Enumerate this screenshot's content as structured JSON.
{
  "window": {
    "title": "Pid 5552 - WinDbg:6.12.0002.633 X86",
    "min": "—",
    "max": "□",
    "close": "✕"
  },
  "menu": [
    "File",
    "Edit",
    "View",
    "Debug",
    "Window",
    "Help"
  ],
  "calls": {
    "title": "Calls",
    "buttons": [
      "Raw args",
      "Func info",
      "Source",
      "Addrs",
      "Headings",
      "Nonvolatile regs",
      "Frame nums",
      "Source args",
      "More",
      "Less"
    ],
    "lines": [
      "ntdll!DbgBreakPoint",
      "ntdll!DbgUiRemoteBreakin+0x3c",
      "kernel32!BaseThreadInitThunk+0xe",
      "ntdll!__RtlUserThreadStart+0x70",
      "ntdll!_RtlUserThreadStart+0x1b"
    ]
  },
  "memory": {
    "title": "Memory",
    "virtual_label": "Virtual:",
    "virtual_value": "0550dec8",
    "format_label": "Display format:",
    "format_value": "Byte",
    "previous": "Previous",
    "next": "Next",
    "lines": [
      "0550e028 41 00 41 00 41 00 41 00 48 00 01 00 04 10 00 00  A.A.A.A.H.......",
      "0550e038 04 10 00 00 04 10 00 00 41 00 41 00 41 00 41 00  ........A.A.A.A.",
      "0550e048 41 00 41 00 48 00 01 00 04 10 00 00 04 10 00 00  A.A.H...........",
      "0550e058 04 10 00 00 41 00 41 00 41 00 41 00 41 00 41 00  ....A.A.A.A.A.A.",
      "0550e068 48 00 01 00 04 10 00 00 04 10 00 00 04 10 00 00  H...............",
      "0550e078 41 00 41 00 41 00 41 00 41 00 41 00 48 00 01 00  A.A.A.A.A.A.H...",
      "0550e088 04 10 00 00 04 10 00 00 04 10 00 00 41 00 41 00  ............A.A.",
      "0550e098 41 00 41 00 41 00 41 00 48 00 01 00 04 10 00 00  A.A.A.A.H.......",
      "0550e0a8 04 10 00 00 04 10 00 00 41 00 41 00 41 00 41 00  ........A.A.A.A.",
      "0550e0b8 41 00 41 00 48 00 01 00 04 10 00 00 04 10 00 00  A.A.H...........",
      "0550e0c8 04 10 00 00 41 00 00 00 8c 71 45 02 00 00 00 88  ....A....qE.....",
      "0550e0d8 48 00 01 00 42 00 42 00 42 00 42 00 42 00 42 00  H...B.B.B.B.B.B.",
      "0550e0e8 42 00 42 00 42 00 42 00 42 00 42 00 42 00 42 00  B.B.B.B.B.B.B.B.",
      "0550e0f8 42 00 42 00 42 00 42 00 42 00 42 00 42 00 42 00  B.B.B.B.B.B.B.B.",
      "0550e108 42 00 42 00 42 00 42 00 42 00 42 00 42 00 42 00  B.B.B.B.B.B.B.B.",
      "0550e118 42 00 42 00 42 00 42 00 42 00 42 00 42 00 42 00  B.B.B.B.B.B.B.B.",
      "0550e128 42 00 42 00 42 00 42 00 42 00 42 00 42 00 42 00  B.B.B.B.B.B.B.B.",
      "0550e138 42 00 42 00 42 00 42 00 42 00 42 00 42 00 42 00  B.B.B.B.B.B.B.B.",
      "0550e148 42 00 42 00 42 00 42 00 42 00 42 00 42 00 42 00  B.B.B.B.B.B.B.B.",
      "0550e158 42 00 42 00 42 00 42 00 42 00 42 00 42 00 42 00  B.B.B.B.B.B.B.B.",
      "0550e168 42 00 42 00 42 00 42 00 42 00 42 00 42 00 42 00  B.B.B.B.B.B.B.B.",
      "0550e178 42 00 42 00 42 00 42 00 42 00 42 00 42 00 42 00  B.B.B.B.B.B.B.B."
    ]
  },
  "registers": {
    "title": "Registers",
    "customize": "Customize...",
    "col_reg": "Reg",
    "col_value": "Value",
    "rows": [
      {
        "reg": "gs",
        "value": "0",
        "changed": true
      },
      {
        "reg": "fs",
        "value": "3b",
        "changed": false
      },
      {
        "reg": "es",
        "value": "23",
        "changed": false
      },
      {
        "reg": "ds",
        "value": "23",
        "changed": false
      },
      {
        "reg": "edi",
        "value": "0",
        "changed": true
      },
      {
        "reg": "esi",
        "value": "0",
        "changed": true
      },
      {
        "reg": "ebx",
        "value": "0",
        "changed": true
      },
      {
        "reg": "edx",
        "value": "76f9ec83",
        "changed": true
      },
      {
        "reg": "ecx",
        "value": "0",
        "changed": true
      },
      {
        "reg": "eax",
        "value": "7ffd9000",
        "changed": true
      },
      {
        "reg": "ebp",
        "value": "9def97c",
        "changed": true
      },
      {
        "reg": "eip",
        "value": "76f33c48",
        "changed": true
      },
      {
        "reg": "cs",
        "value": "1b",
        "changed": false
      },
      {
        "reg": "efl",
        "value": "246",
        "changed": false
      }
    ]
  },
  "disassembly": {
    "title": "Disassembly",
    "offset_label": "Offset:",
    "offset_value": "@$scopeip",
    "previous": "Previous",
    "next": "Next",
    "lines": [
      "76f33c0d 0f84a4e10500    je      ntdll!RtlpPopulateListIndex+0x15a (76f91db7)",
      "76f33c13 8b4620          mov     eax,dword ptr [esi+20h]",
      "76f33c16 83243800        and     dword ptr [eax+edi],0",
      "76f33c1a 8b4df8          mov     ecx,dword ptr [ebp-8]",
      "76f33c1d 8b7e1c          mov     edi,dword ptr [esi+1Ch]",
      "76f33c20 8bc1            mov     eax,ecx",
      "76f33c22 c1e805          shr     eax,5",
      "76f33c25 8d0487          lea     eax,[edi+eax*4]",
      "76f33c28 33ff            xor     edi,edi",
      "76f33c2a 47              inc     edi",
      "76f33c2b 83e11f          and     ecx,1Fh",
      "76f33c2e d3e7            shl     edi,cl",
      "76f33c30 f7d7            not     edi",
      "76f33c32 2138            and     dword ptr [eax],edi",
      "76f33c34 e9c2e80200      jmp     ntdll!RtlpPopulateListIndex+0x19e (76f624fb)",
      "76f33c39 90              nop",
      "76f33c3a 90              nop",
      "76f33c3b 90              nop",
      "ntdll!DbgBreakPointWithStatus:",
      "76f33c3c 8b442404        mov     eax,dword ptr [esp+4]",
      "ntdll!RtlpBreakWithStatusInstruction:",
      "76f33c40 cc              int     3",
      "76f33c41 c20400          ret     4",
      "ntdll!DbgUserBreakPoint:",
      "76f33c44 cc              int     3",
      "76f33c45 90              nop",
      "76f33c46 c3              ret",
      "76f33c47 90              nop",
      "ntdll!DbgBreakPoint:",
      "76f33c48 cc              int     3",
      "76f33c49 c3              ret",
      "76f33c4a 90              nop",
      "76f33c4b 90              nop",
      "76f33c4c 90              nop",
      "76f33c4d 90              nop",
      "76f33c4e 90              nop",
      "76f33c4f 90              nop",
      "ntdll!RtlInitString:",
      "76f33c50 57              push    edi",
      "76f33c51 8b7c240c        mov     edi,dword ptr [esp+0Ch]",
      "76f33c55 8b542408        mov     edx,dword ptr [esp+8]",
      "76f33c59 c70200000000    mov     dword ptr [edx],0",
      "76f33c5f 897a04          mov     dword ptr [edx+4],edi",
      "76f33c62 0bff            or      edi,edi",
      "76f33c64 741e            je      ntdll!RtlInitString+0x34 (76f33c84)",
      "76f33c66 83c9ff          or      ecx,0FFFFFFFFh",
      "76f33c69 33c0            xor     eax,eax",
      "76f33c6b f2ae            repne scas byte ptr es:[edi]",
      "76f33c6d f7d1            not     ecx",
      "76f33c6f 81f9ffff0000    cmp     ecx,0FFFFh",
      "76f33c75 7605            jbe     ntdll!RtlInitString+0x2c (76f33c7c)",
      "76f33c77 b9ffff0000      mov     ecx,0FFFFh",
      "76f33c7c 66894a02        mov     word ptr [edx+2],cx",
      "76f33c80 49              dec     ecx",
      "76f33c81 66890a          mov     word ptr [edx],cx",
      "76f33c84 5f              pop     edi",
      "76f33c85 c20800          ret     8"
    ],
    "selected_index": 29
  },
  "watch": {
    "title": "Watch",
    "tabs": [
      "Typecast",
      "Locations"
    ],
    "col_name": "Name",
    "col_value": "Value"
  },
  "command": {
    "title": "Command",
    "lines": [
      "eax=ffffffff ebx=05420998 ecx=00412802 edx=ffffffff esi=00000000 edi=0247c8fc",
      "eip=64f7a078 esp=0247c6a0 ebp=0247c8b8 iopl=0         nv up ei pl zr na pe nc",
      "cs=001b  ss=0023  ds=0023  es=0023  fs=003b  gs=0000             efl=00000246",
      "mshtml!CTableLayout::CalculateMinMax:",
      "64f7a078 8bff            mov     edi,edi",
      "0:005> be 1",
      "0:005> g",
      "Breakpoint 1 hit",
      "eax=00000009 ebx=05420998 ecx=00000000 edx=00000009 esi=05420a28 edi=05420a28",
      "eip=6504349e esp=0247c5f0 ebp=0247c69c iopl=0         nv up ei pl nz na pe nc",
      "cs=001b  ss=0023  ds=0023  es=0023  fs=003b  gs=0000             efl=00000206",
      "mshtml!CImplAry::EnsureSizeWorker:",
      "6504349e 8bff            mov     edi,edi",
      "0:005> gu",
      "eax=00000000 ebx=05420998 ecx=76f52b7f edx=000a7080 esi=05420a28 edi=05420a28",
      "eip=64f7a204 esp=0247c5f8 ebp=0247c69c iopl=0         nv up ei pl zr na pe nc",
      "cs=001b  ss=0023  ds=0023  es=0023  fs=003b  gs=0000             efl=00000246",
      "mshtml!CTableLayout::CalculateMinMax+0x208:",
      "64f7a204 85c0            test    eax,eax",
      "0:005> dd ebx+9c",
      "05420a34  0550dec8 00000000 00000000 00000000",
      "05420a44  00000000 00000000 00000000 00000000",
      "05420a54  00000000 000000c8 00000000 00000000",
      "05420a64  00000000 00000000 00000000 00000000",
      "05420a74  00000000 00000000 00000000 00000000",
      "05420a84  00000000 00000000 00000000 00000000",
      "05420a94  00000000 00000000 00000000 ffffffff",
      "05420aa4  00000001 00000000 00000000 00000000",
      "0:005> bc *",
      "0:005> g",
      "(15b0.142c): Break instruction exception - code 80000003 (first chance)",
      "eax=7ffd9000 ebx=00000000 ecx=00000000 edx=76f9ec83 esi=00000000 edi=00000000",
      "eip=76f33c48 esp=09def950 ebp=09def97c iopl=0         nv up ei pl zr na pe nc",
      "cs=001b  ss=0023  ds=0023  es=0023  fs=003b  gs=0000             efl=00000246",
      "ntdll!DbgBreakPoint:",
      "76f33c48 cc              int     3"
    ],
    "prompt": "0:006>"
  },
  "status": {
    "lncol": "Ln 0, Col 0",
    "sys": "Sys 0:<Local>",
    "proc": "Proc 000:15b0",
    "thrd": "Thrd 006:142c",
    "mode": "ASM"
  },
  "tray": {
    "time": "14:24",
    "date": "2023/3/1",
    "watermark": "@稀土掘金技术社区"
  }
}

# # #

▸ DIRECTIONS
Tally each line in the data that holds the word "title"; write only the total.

▸ REPLY TO THE EXERCISE
7